In an important sense, privacy is a modern invention. Medieval people had no concept of privacy. They also had no actual privacy. Nobody was ever alone. No ordinary person had private space. Houses were tiny and crowded. Everyone was embedded in a face-to-face community. Privacy, as idea and reality, is the creation of a modern bourgeois society. Above all, it is a creation of the nineteenth century. In the twentieth century it became even more of a reality. [p. 258]
In a time when amorphous "rights" to privacy seem to be multiplying like wildflowers, this is an important insight from Friedman. In my opinion, many of the creative privacy theories being concocted today are often based on false nostalgia about some forgotten time in the past when we supposedly all had our own little quiet spaces that were completely free from privacy intrusions. But as Friedman makes clear, this is largely a myth. It's not to say that there aren't legitimate issues out there today. But it's important that we place modern privacy issues in a larger historical context and understand how many of today's concerns pale in comparison to the problems of the past.
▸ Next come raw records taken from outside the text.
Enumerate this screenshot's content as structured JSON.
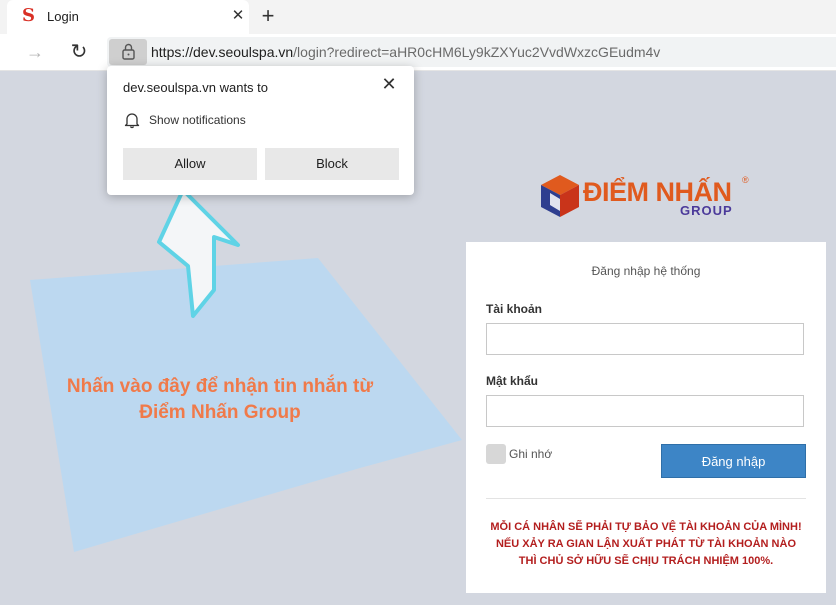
{
  "browser": {
    "tab": {
      "favicon": "S",
      "title": "Login",
      "close": "✕"
    },
    "new_tab": "+",
    "forward_icon": "→",
    "reload_icon": "↻",
    "url_host": "https://dev.seoulspa.vn",
    "url_path": "/login?redirect=aHR0cHM6Ly9kZXYuc2VvdWxzcGEudm4v"
  },
  "popup": {
    "title": "dev.seoulspa.vn wants to",
    "permission": "Show notifications",
    "allow": "Allow",
    "block": "Block",
    "close": "✕"
  },
  "annotation": {
    "line1": "Nhấn vào đây để nhận tin nhắn từ",
    "line2": "Điểm Nhấn Group"
  },
  "logo": {
    "main": "ĐIỂM NHẤN",
    "registered": "®",
    "sub": "GROUP"
  },
  "login": {
    "heading": "Đăng nhập hệ thống",
    "username_label": "Tài khoản",
    "username_value": "",
    "password_label": "Mật khẩu",
    "password_value": "",
    "remember_label": "Ghi nhớ",
    "submit": "Đăng nhập",
    "warning": [
      "MỖI CÁ NHÂN SẼ PHẢI TỰ BẢO VỆ TÀI KHOẢN CỦA MÌNH!",
      "NẾU XẢY RA GIAN LẬN XUẤT PHÁT TỪ TÀI KHOẢN NÀO",
      "THÌ CHỦ SỞ HỮU SẼ CHỊU TRÁCH NHIỆM 100%."
    ]
  },
  "colors": {
    "page_bg": "#d3d7e0",
    "blob": "#bcd8f0",
    "annotation_text": "#f07a4a",
    "brand_orange": "#e05a1e",
    "brand_purple": "#4b3a9a",
    "button_blue": "#3d85c6",
    "warning_red": "#b31e1e",
    "arrow_stroke": "#5fd3e6"
  }
}
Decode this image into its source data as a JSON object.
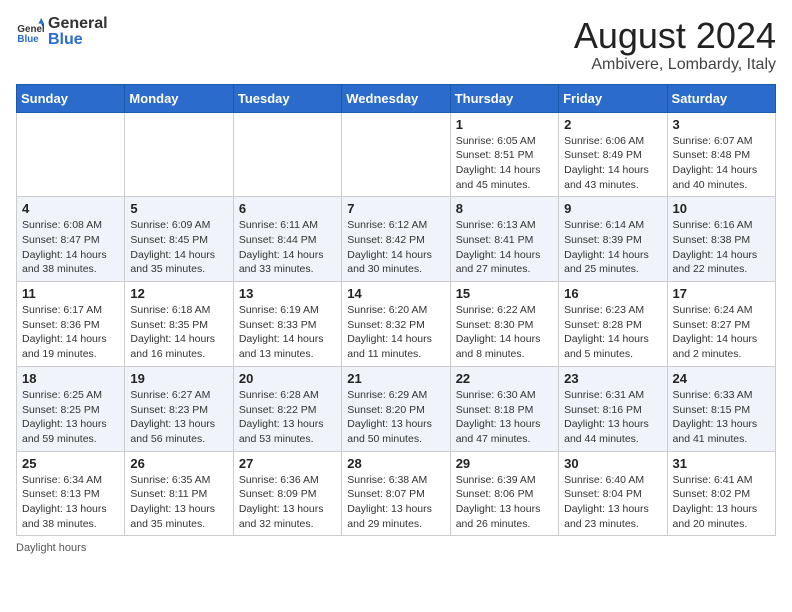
{
  "header": {
    "logo_general": "General",
    "logo_blue": "Blue",
    "main_title": "August 2024",
    "subtitle": "Ambivere, Lombardy, Italy"
  },
  "calendar": {
    "weekdays": [
      "Sunday",
      "Monday",
      "Tuesday",
      "Wednesday",
      "Thursday",
      "Friday",
      "Saturday"
    ],
    "weeks": [
      [
        {
          "day": "",
          "info": ""
        },
        {
          "day": "",
          "info": ""
        },
        {
          "day": "",
          "info": ""
        },
        {
          "day": "",
          "info": ""
        },
        {
          "day": "1",
          "info": "Sunrise: 6:05 AM\nSunset: 8:51 PM\nDaylight: 14 hours and 45 minutes."
        },
        {
          "day": "2",
          "info": "Sunrise: 6:06 AM\nSunset: 8:49 PM\nDaylight: 14 hours and 43 minutes."
        },
        {
          "day": "3",
          "info": "Sunrise: 6:07 AM\nSunset: 8:48 PM\nDaylight: 14 hours and 40 minutes."
        }
      ],
      [
        {
          "day": "4",
          "info": "Sunrise: 6:08 AM\nSunset: 8:47 PM\nDaylight: 14 hours and 38 minutes."
        },
        {
          "day": "5",
          "info": "Sunrise: 6:09 AM\nSunset: 8:45 PM\nDaylight: 14 hours and 35 minutes."
        },
        {
          "day": "6",
          "info": "Sunrise: 6:11 AM\nSunset: 8:44 PM\nDaylight: 14 hours and 33 minutes."
        },
        {
          "day": "7",
          "info": "Sunrise: 6:12 AM\nSunset: 8:42 PM\nDaylight: 14 hours and 30 minutes."
        },
        {
          "day": "8",
          "info": "Sunrise: 6:13 AM\nSunset: 8:41 PM\nDaylight: 14 hours and 27 minutes."
        },
        {
          "day": "9",
          "info": "Sunrise: 6:14 AM\nSunset: 8:39 PM\nDaylight: 14 hours and 25 minutes."
        },
        {
          "day": "10",
          "info": "Sunrise: 6:16 AM\nSunset: 8:38 PM\nDaylight: 14 hours and 22 minutes."
        }
      ],
      [
        {
          "day": "11",
          "info": "Sunrise: 6:17 AM\nSunset: 8:36 PM\nDaylight: 14 hours and 19 minutes."
        },
        {
          "day": "12",
          "info": "Sunrise: 6:18 AM\nSunset: 8:35 PM\nDaylight: 14 hours and 16 minutes."
        },
        {
          "day": "13",
          "info": "Sunrise: 6:19 AM\nSunset: 8:33 PM\nDaylight: 14 hours and 13 minutes."
        },
        {
          "day": "14",
          "info": "Sunrise: 6:20 AM\nSunset: 8:32 PM\nDaylight: 14 hours and 11 minutes."
        },
        {
          "day": "15",
          "info": "Sunrise: 6:22 AM\nSunset: 8:30 PM\nDaylight: 14 hours and 8 minutes."
        },
        {
          "day": "16",
          "info": "Sunrise: 6:23 AM\nSunset: 8:28 PM\nDaylight: 14 hours and 5 minutes."
        },
        {
          "day": "17",
          "info": "Sunrise: 6:24 AM\nSunset: 8:27 PM\nDaylight: 14 hours and 2 minutes."
        }
      ],
      [
        {
          "day": "18",
          "info": "Sunrise: 6:25 AM\nSunset: 8:25 PM\nDaylight: 13 hours and 59 minutes."
        },
        {
          "day": "19",
          "info": "Sunrise: 6:27 AM\nSunset: 8:23 PM\nDaylight: 13 hours and 56 minutes."
        },
        {
          "day": "20",
          "info": "Sunrise: 6:28 AM\nSunset: 8:22 PM\nDaylight: 13 hours and 53 minutes."
        },
        {
          "day": "21",
          "info": "Sunrise: 6:29 AM\nSunset: 8:20 PM\nDaylight: 13 hours and 50 minutes."
        },
        {
          "day": "22",
          "info": "Sunrise: 6:30 AM\nSunset: 8:18 PM\nDaylight: 13 hours and 47 minutes."
        },
        {
          "day": "23",
          "info": "Sunrise: 6:31 AM\nSunset: 8:16 PM\nDaylight: 13 hours and 44 minutes."
        },
        {
          "day": "24",
          "info": "Sunrise: 6:33 AM\nSunset: 8:15 PM\nDaylight: 13 hours and 41 minutes."
        }
      ],
      [
        {
          "day": "25",
          "info": "Sunrise: 6:34 AM\nSunset: 8:13 PM\nDaylight: 13 hours and 38 minutes."
        },
        {
          "day": "26",
          "info": "Sunrise: 6:35 AM\nSunset: 8:11 PM\nDaylight: 13 hours and 35 minutes."
        },
        {
          "day": "27",
          "info": "Sunrise: 6:36 AM\nSunset: 8:09 PM\nDaylight: 13 hours and 32 minutes."
        },
        {
          "day": "28",
          "info": "Sunrise: 6:38 AM\nSunset: 8:07 PM\nDaylight: 13 hours and 29 minutes."
        },
        {
          "day": "29",
          "info": "Sunrise: 6:39 AM\nSunset: 8:06 PM\nDaylight: 13 hours and 26 minutes."
        },
        {
          "day": "30",
          "info": "Sunrise: 6:40 AM\nSunset: 8:04 PM\nDaylight: 13 hours and 23 minutes."
        },
        {
          "day": "31",
          "info": "Sunrise: 6:41 AM\nSunset: 8:02 PM\nDaylight: 13 hours and 20 minutes."
        }
      ]
    ]
  },
  "footer": {
    "note": "Daylight hours"
  }
}
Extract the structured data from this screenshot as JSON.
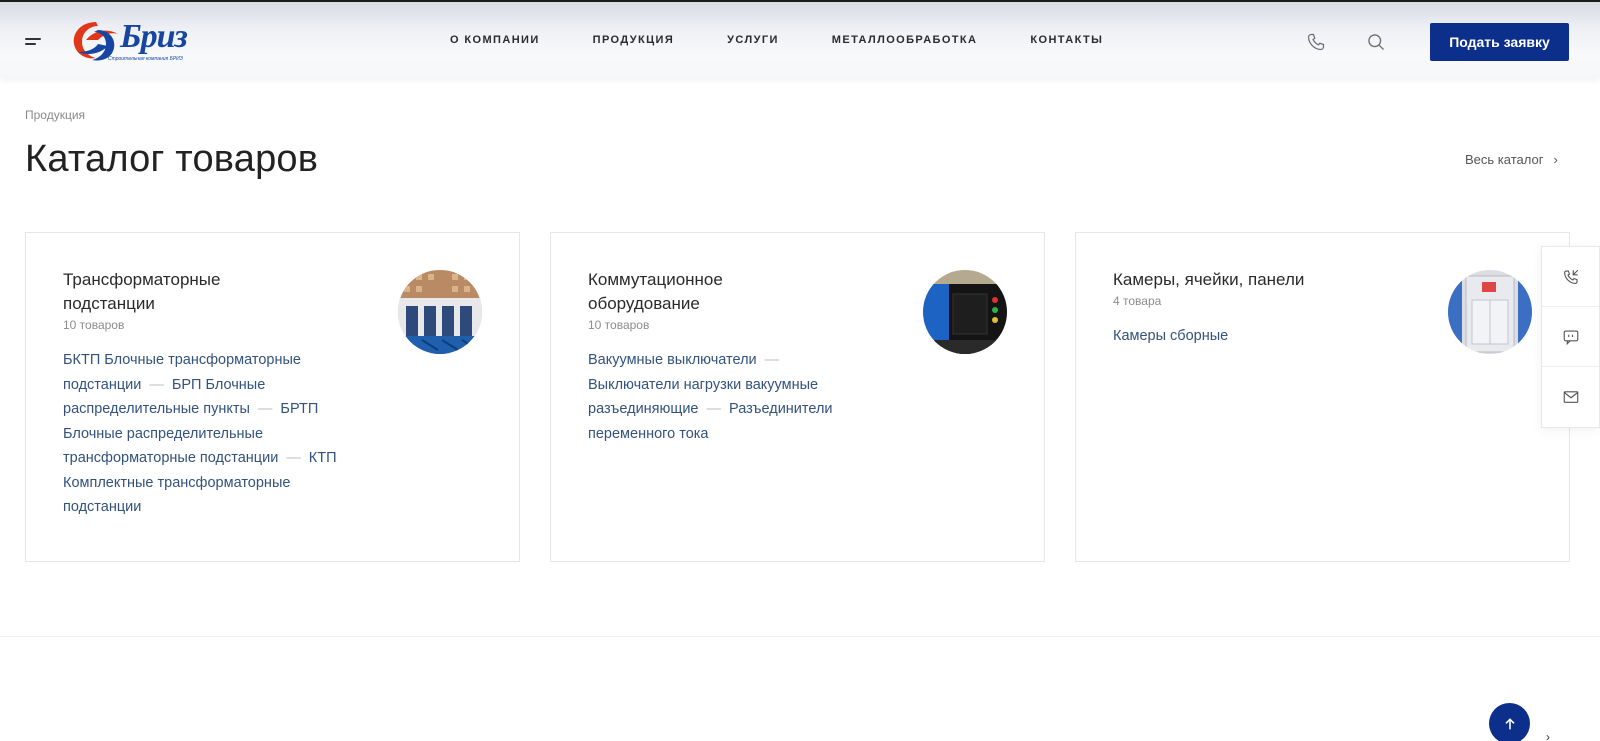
{
  "header": {
    "logo_text": "Бриз",
    "logo_sub": "Строительная компания БРИЗ",
    "nav": [
      "О КОМПАНИИ",
      "ПРОДУКЦИЯ",
      "УСЛУГИ",
      "МЕТАЛЛООБРАБОТКА",
      "КОНТАКТЫ"
    ],
    "request_button": "Подать заявку"
  },
  "breadcrumb": "Продукция",
  "page_title": "Каталог товаров",
  "all_catalog": "Весь каталог",
  "cards": [
    {
      "title": "Трансформаторные подстанции",
      "count": "10 товаров",
      "links": [
        "БКТП Блочные трансформаторные подстанции",
        "БРП Блочные распределительные пункты",
        "БРТП Блочные распределительные трансформаторные подстанции",
        "КТП Комплектные трансформаторные подстанции"
      ]
    },
    {
      "title": "Коммутационное оборудование",
      "count": "10 товаров",
      "links": [
        "Вакуумные выключатели",
        "Выключатели нагрузки вакуумные разъединяющие",
        "Разъединители переменного тока"
      ]
    },
    {
      "title": "Камеры, ячейки, панели",
      "count": "4 товара",
      "links": [
        "Камеры сборные"
      ]
    }
  ],
  "colors": {
    "brand": "#0c2f8c",
    "link": "#33527e",
    "logo_red": "#e0371b",
    "logo_blue": "#1746a2"
  },
  "icons": {
    "menu": "burger-menu-icon",
    "phone": "phone-icon",
    "search": "search-icon",
    "callback": "phone-callback-icon",
    "chat": "chat-icon",
    "mail": "mail-icon",
    "scroll_top": "arrow-up-icon",
    "chevron": "chevron-right-icon"
  }
}
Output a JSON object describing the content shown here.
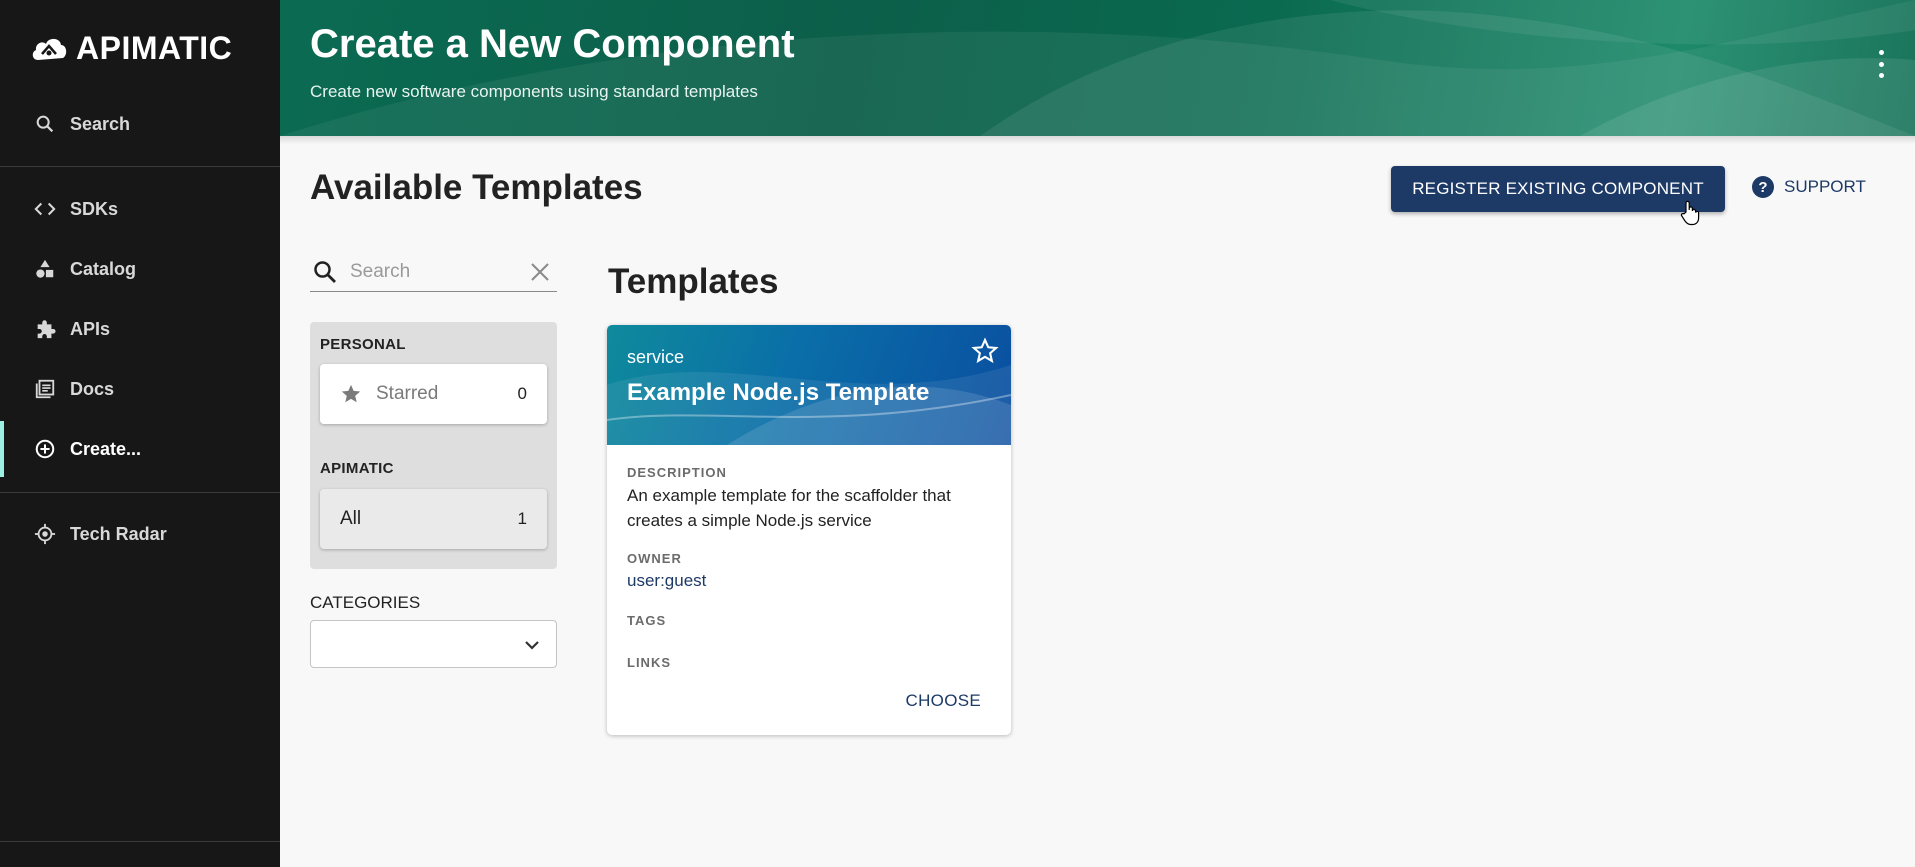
{
  "sidebar": {
    "logo_text": "APIMATIC",
    "search_label": "Search",
    "items": [
      {
        "label": "SDKs",
        "icon": "code-icon"
      },
      {
        "label": "Catalog",
        "icon": "catalog-icon"
      },
      {
        "label": "APIs",
        "icon": "puzzle-icon"
      },
      {
        "label": "Docs",
        "icon": "docs-icon"
      },
      {
        "label": "Create...",
        "icon": "add-circle-icon",
        "active": true
      }
    ],
    "tech_radar_label": "Tech Radar",
    "accent_color": "#9bf0e1"
  },
  "header": {
    "title": "Create a New Component",
    "subtitle": "Create new software components using standard templates"
  },
  "content": {
    "title": "Available Templates",
    "register_label": "REGISTER EXISTING COMPONENT",
    "support_label": "SUPPORT"
  },
  "filters": {
    "search_placeholder": "Search",
    "personal_label": "PERSONAL",
    "starred_label": "Starred",
    "starred_count": "0",
    "org_label": "APIMATIC",
    "all_label": "All",
    "all_count": "1",
    "categories_label": "CATEGORIES",
    "categories_value": ""
  },
  "templates": {
    "title": "Templates",
    "cards": [
      {
        "type": "service",
        "title": "Example Node.js Template",
        "description_label": "DESCRIPTION",
        "description": "An example template for the scaffolder that creates a simple Node.js service",
        "owner_label": "OWNER",
        "owner": "user:guest",
        "tags_label": "TAGS",
        "links_label": "LINKS",
        "choose_label": "CHOOSE"
      }
    ]
  },
  "colors": {
    "primary": "#1d3a66",
    "header_green": "#0b6b52",
    "sidebar_bg": "#171717"
  }
}
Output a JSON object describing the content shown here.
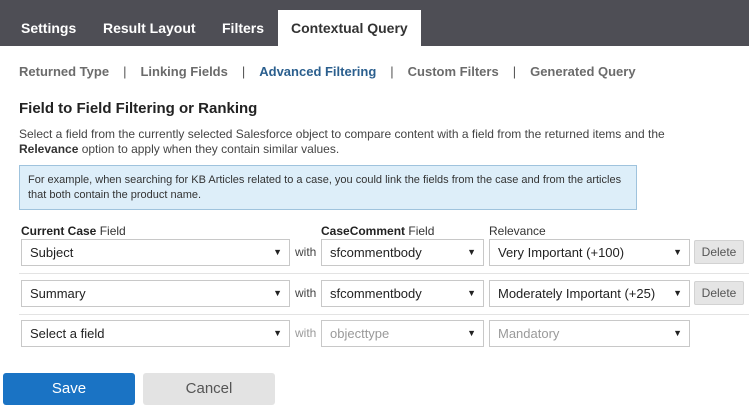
{
  "tabs": [
    {
      "label": "Settings"
    },
    {
      "label": "Result Layout"
    },
    {
      "label": "Filters"
    },
    {
      "label": "Contextual Query",
      "active": true
    }
  ],
  "subnav": [
    {
      "label": "Returned Type"
    },
    {
      "label": "Linking Fields"
    },
    {
      "label": "Advanced Filtering",
      "active": true
    },
    {
      "label": "Custom Filters"
    },
    {
      "label": "Generated Query"
    }
  ],
  "section": {
    "title": "Field to Field Filtering or Ranking",
    "desc_part1": "Select a field from the currently selected Salesforce object to compare content with a field from the returned items and the ",
    "desc_bold": "Relevance",
    "desc_part2": " option to apply when they contain similar values.",
    "info": "For example, when searching for KB Articles related to a case, you could link the fields from the case and from the articles that both contain the product name."
  },
  "columns": {
    "current_bold": "Current Case",
    "current_rest": " Field",
    "comment_bold": "CaseComment",
    "comment_rest": " Field",
    "relevance": "Relevance"
  },
  "rows": [
    {
      "field": "Subject",
      "with": "with",
      "comment_field": "sfcommentbody",
      "relevance": "Very Important (+100)",
      "delete": "Delete"
    },
    {
      "field": "Summary",
      "with": "with",
      "comment_field": "sfcommentbody",
      "relevance": "Moderately Important (+25)",
      "delete": "Delete"
    },
    {
      "field": "Select a field",
      "with": "with",
      "comment_field": "objecttype",
      "relevance": "Mandatory"
    }
  ],
  "buttons": {
    "save": "Save",
    "cancel": "Cancel"
  },
  "colors": {
    "tab_bar": "#4e4e55",
    "active_link": "#2b5f8e",
    "info_bg": "#ddeef9",
    "save_bg": "#1a73c4"
  }
}
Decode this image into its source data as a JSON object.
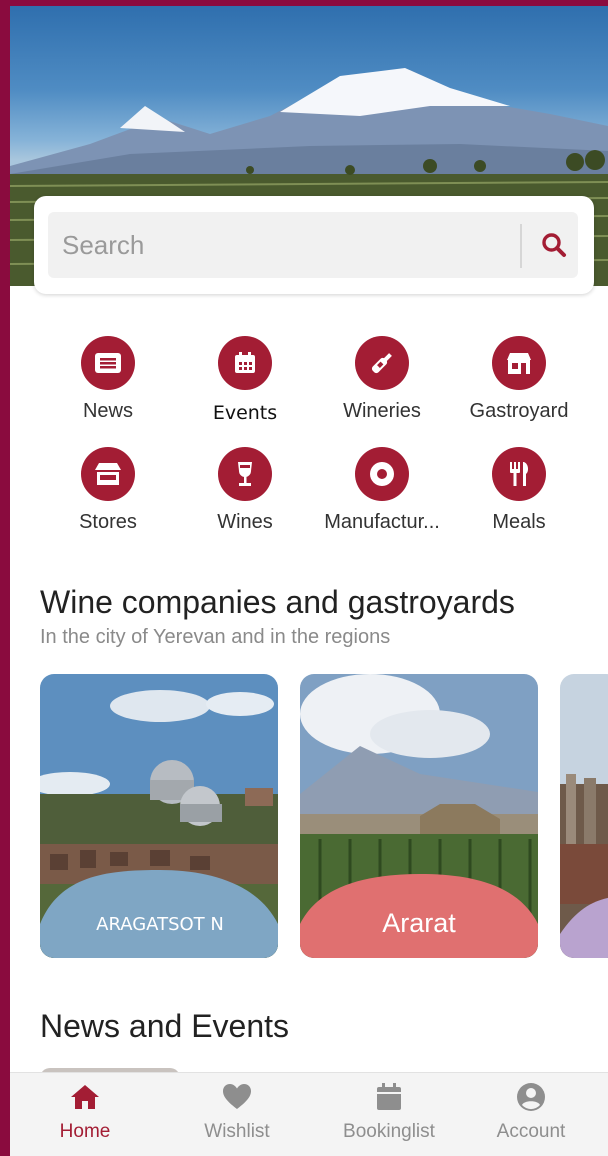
{
  "search": {
    "placeholder": "Search"
  },
  "categories": [
    {
      "label": "News",
      "icon": "news-icon"
    },
    {
      "label": "Events",
      "icon": "calendar-icon"
    },
    {
      "label": "Wineries",
      "icon": "wine-bottle-icon"
    },
    {
      "label": "Gastroyard",
      "icon": "gastroyard-icon"
    },
    {
      "label": "Stores",
      "icon": "store-icon"
    },
    {
      "label": "Wines",
      "icon": "wine-glass-icon"
    },
    {
      "label": "Manufactur...",
      "icon": "target-icon"
    },
    {
      "label": "Meals",
      "icon": "fork-knife-icon"
    }
  ],
  "wine_section": {
    "title": "Wine companies and gastroyards",
    "subtitle": "In the city of Yerevan and in the regions"
  },
  "regions": [
    {
      "label": "ARAGATSOT N",
      "color": "#7fa6c4"
    },
    {
      "label": "Ararat",
      "color": "#e07070"
    },
    {
      "label": "",
      "color": "#b9a3cf"
    }
  ],
  "news_section": {
    "title": "News and Events"
  },
  "bottom_nav": [
    {
      "label": "Home",
      "icon": "home-icon",
      "active": true
    },
    {
      "label": "Wishlist",
      "icon": "heart-icon",
      "active": false
    },
    {
      "label": "Bookinglist",
      "icon": "calendar-icon",
      "active": false
    },
    {
      "label": "Account",
      "icon": "user-icon",
      "active": false
    }
  ],
  "colors": {
    "brand": "#a31d34",
    "frame": "#8a0b3e"
  }
}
[Note: If you're interested in this topic, you'll also want to read Daniel Solove's The Future of Reputation: Gossip, Rumor, and Privacy on the Internet. Also, here's Jim Harper's review of it.]